Before starting, I would like to qualify the use of gender in this note. I will use women referring to cis women, in order to address the specific details of their experiences with labor and birth, while acknowledging that transgender people also give birth and that trans women are also women.
Labor and birth
In labor and birth two different experiences converge and happen at the same time; labor is the experience of the woman and birth is the experience of the fetus coming into the world.
Both experiences involve bodies, emotions and sensations, and labor and birth occur under social, cultural and historical determinants.
I will talk briefly about some historical and cultural variants and above all share a view on the treatment that women's bodies have been receiving in this process.
Until the 20th century, childbirth was part of a repertoire of situations experienced in the domestic and community sphere. Women gave birth among women, usually in their homes, and in this way maintained their clothes, food, family environment and identity.
Obstetrics as a medical specialty in the West progressively brought births to hospital institutions and this was consolidated from the 1950s onwards, particularly in urban societies.
The insertion of childbirth among medical specialties has changed the understanding of childbirth as a human experience. The professional who accompanies the birth began to play the role of the protagonist, quite motivated to do something about a woman's "suffering".
Since the 1960s, the feminist health movement has demanded the resumption of autonomy over our bodies. There is also a need to regain the confidence of both women and health professionals about our ability to give birth and that babies are born.
What is the humanist view of childbirth and birth that we should take today?
A humanist vision should include overcoming practices of obstetric violence that include abuse, psychological torture, physical and sexual violence during birth, and routine procedures that are carried out every day all over the world and are violent; such as the use of chemicals to speed up labor, keeping women lying down and without food, maneuvers such as pushing the bottom of the uterus, performing vaginal cuts and caesarean sections without need. All these practices have no scientific backing; on the contrary, they are against the recommendations.
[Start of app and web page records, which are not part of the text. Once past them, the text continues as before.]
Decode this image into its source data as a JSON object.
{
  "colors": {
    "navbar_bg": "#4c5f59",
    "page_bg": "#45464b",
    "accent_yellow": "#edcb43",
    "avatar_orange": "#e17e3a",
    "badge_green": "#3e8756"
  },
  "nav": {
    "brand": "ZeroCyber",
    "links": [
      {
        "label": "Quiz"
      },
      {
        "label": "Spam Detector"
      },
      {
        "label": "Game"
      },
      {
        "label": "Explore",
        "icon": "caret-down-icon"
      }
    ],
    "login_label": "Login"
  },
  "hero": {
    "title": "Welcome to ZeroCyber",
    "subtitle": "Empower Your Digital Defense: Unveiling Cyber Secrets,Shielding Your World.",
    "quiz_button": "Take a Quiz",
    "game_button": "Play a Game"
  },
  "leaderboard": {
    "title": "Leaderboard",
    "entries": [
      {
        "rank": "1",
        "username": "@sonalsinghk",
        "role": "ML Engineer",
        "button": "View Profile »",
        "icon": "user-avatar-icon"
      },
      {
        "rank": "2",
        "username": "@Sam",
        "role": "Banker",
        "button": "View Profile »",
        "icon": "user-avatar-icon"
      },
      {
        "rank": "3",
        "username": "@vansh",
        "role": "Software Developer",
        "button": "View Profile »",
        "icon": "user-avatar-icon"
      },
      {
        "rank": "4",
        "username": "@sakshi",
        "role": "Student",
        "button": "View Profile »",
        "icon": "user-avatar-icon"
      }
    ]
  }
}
We must work towards the ideal that all births should be respectful and safe experiences. Access to sexual and reproductive rights must be guaranteed for all people around the world, ensuring that the births that occur are wanted.
To humanize is to work day and night for the best possible birth experience, to have the necessary resources, which are above all to invest in qualified, well-paid professionals with decent working hours who can be in permanent reflection and have access to tools to overcome internal violence and with others.
To humanize is to take care of the way we look at labor and birth. If our look is judgmental, rigid and we want labor to fit our times, our agendas and our protocols, we inevitably run over women and disrespect their autonomy.
Every labor and birth constitutes an adventure into the unknown, an intention launched into the future, a condition of origin. It is the beginning of someone's life and the rebirth of a woman and a family, therefore a sacred and sublime moment.
As health professionals, let us assume the responsibility of accompanying these processes, giving the best of ourselves to live up to this great mission that has been entrusted to us. As the Brazilian writer, poet and doctor Joao Guimaraes Rosa said, "A child was born, the world has begun again".
In a world that needs to start over in so many ways, perhaps there is a clue.